● **How to complete this task**
Every record should be copied exactly, except that pictures are to be omitted.

● **Given records**

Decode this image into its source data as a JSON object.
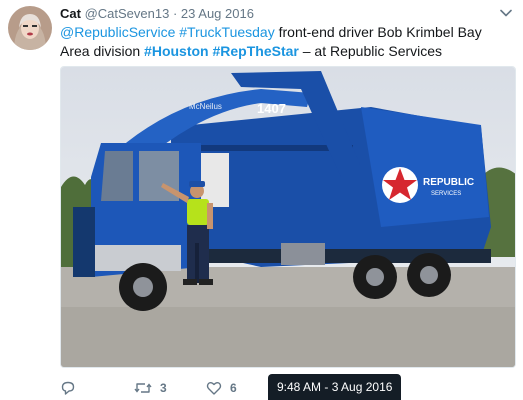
{
  "tweet": {
    "display_name": "Cat",
    "handle": "@CatSeven13",
    "separator": "·",
    "date": "23 Aug 2016",
    "text": {
      "mention": "@RepublicService",
      "hashtag_truck": "#TruckTuesday",
      "body_1": " front-end driver Bob Krimbel Bay Area division ",
      "hashtag_houston": "#Houston",
      "space": " ",
      "hashtag_star": "#RepTheStar",
      "location": "  – at Republic Services"
    }
  },
  "photo": {
    "truck_brand": "McNeilus",
    "truck_number": "1407",
    "logo_line_1": "REPUBLIC",
    "logo_line_2": "SERVICES"
  },
  "actions": {
    "reply_icon": "reply-icon",
    "retweet_icon": "retweet-icon",
    "retweet_count": "3",
    "like_icon": "heart-icon",
    "like_count": "6"
  },
  "tooltip": {
    "text": "9:48 AM - 3 Aug 2016"
  },
  "colors": {
    "link": "#1b95e0",
    "muted": "#657786",
    "truck_blue": "#1a4fa8",
    "tooltip_bg": "#141d26"
  }
}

● **Output for this exercise**
Decode this image into its source data as a JSON object.
{
  "tweet": {
    "display_name": "Cat",
    "handle": "@CatSeven13",
    "separator": "·",
    "date": "23 Aug 2016",
    "text": {
      "mention": "@RepublicService",
      "hashtag_truck": "#TruckTuesday",
      "body_1": " front-end driver Bob Krimbel Bay Area division ",
      "hashtag_houston": "#Houston",
      "space": " ",
      "hashtag_star": "#RepTheStar",
      "location": "  – at Republic Services"
    }
  },
  "photo": {
    "truck_brand": "McNeilus",
    "truck_number": "1407",
    "logo_line_1": "REPUBLIC",
    "logo_line_2": "SERVICES"
  },
  "actions": {
    "reply_icon": "reply-icon",
    "retweet_icon": "retweet-icon",
    "retweet_count": "3",
    "like_icon": "heart-icon",
    "like_count": "6"
  },
  "tooltip": {
    "text": "9:48 AM - 3 Aug 2016"
  },
  "colors": {
    "link": "#1b95e0",
    "muted": "#657786",
    "truck_blue": "#1a4fa8",
    "tooltip_bg": "#141d26"
  }
}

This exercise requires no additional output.